Historical Overview and Amendments 

The legal framework for banking business in Mauritius is primarily governed by the Banking Act of 1988. This Act underwent significant amendments under the Financial Services Development Act (FSD Act) of 2001, which redefined the categorisation of banks operating in Mauritius, distinguishing between Domestic Banks and Offshore Banks.

Categorisation of Banks

Under the amended Banking Act of 1988:

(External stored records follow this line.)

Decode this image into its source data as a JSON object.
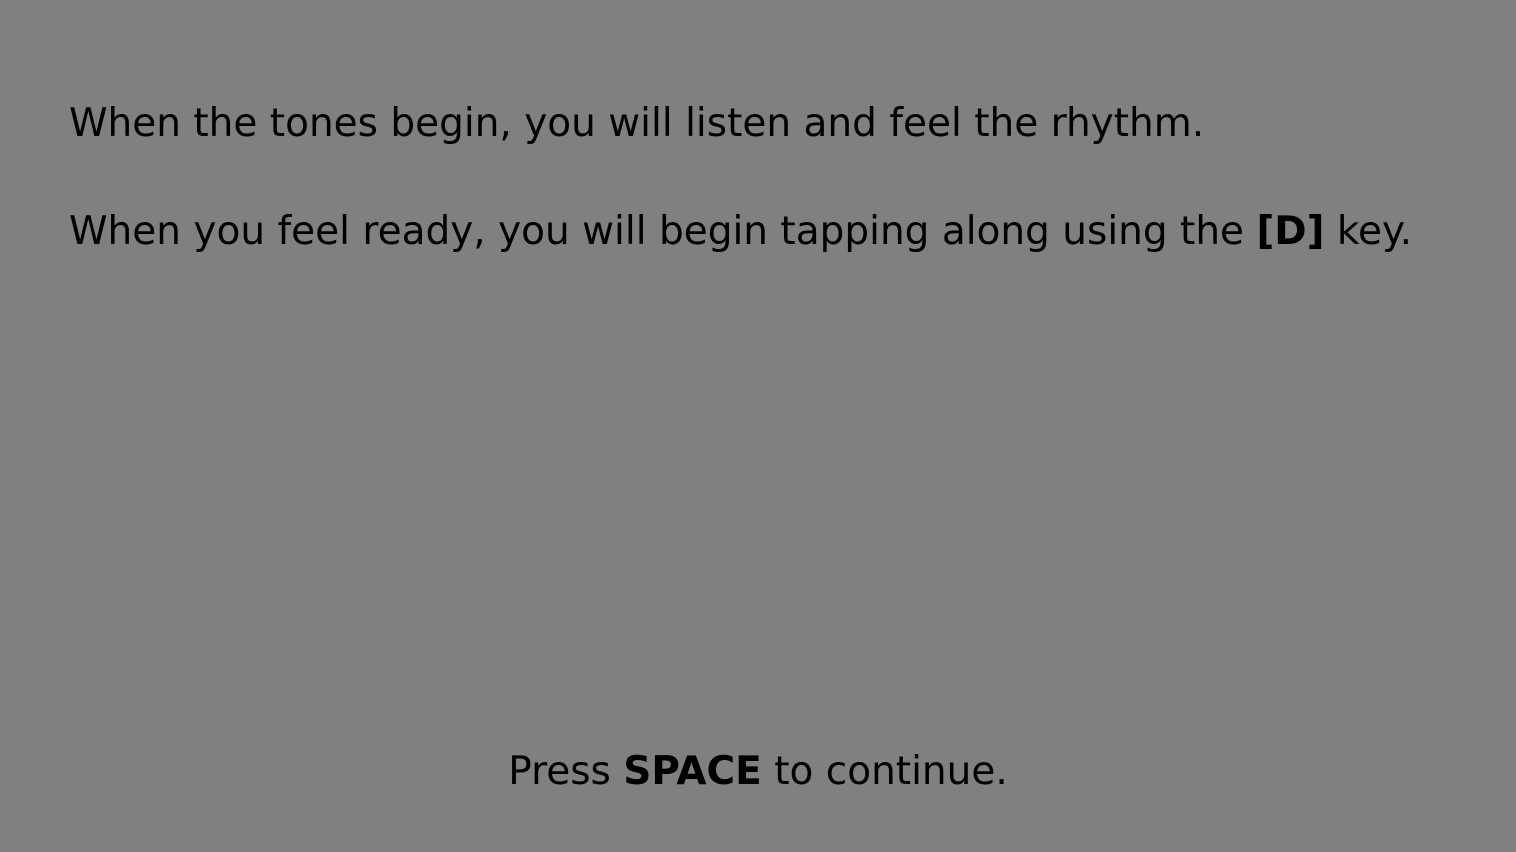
{
  "screen": {
    "background_color": "#808080",
    "text_color": "#000000"
  },
  "instructions": {
    "line1": "When the tones begin, you will listen and feel the rhythm.",
    "line2_before": "When you feel ready, you will begin tapping along using the ",
    "line2_key": "[D]",
    "line2_after": " key."
  },
  "footer": {
    "before": "Press ",
    "key": "SPACE",
    "after": " to continue."
  }
}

  • Domestic Banks: Categorised as Category 1 Banks, these institutions operate under a Category 1 banking licence. They primarily cater to the local market and must adhere to stringent regulatory requirements aimed at safeguarding the stability and integrity of the domestic financial system.
  • Offshore Banks: Classified as Category 2 Banks, these institutions hold a Category 2 banking licence. They are permitted to conduct offshore banking activities, catering to non-resident clients and international markets. The regulatory framework for Category 2 Banks is tailored to facilitate offshore financial activities while maintaining prudential standards and regulatory oversight.

Key Provisions of Banking Legislation

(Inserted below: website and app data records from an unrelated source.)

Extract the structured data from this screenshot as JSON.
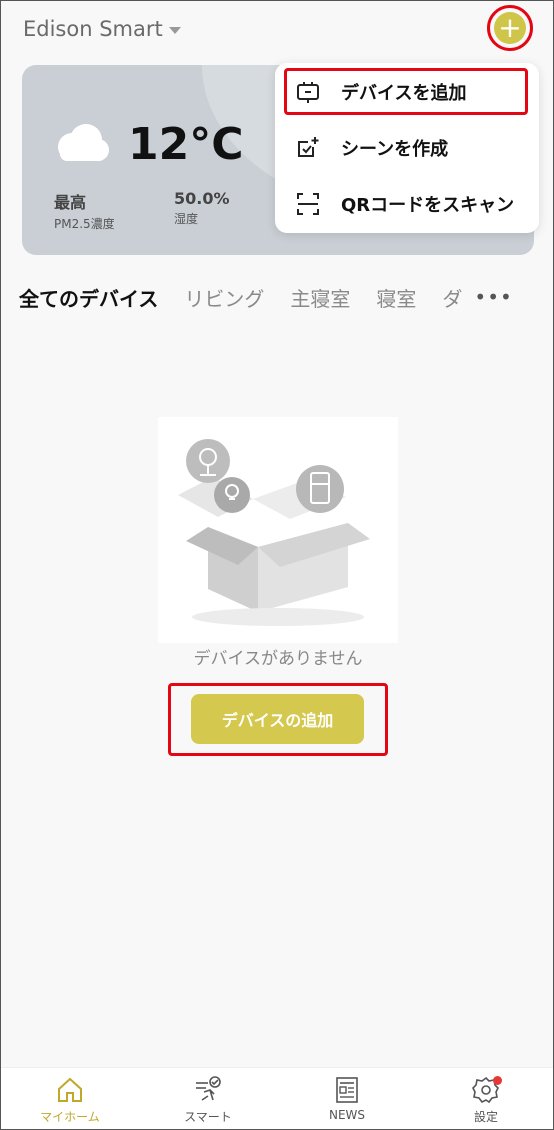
{
  "header": {
    "home_name": "Edison Smart",
    "add_icon": "plus-circle-icon"
  },
  "weather": {
    "condition_icon": "cloud-icon",
    "temperature": "12°C",
    "stat1_value": "最高",
    "stat1_label": "PM2.5濃度",
    "stat2_value": "50.0%",
    "stat2_label": "湿度"
  },
  "menu": {
    "items": [
      {
        "label": "デバイスを追加",
        "icon": "add-device-icon"
      },
      {
        "label": "シーンを作成",
        "icon": "create-scene-icon"
      },
      {
        "label": "QRコードをスキャン",
        "icon": "qr-scan-icon"
      }
    ]
  },
  "tabs": {
    "items": [
      "全てのデバイス",
      "リビング",
      "主寝室",
      "寝室",
      "ダ"
    ],
    "active_index": 0,
    "more": "•••"
  },
  "empty_state": {
    "message": "デバイスがありません",
    "button_label": "デバイスの追加"
  },
  "bottom_nav": {
    "items": [
      {
        "label": "マイホーム",
        "icon": "home-icon"
      },
      {
        "label": "スマート",
        "icon": "smart-icon"
      },
      {
        "label": "NEWS",
        "icon": "news-icon"
      },
      {
        "label": "設定",
        "icon": "settings-icon"
      }
    ],
    "active_index": 0
  },
  "colors": {
    "accent": "#cfc549",
    "highlight": "#e30613",
    "weather_card": "#c9cfd5"
  }
}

The banking legislation includes stringent prudential regulations designed to mitigate risks associated with banking operations. Key provisions include:

  • Risk Concentration Limits: Regulations to prevent excessive concentration of risk.
  • Capital Adequacy Requirements: Banks must maintain a weighted capital adequacy ratio to ensure sufficient capital buffers relative to risk exposures.
  • Income Recognition and Loan Provisioning: Guidelines for income recognition and provisioning of loans and advances.

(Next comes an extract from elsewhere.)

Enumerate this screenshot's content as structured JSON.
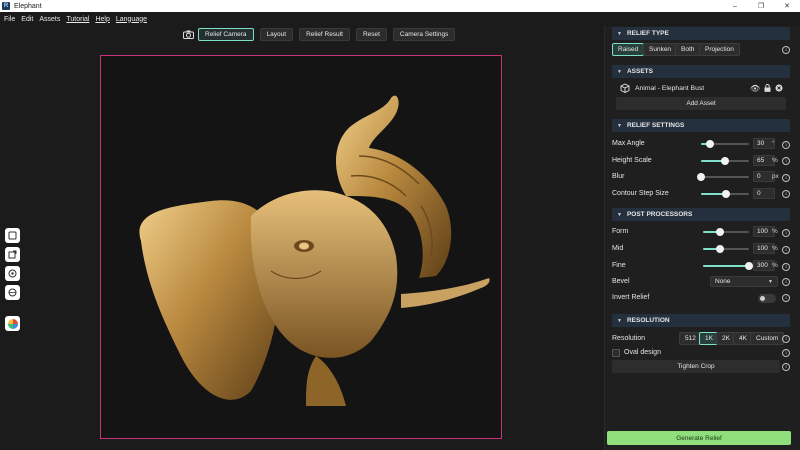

Accounting and Internal Control Standards

The legislation mandates rigorous standards for the maintenance of accounting records and internal control systems within banks. These measures are crucial for ensuring transparency, accountability, and effective risk management practices across the banking sector.

Role of the Bank of Mauritius

The regulatory framework emphasises the role of the Bank of Mauritius, the central bank, in overseeing and enforcing compliance with these regulatory requirements. The Bank of Mauritius plays a pivotal role in:

  • Promoting Financial Stability: Ensuring the overall stability of the financial system.
  • Monitoring Systemic Risks: Keeping an eye on potential risks that could impact the financial system.
  • Proactive Supervision: Fostering a sound and resilient banking sector through proactive supervision and regulatory interventions as necessary.

Conclusion

The legal framework governing banking business in Mauritius, as embodied in the Banking Act of 1988 and subsequent amendments under the FSD Act of 2001, establishes a robust regulatory environment. This framework aims to safeguard the interests of depositors, ensure financial stability, and facilitate the sustainable growth of the banking sector within the broader economy.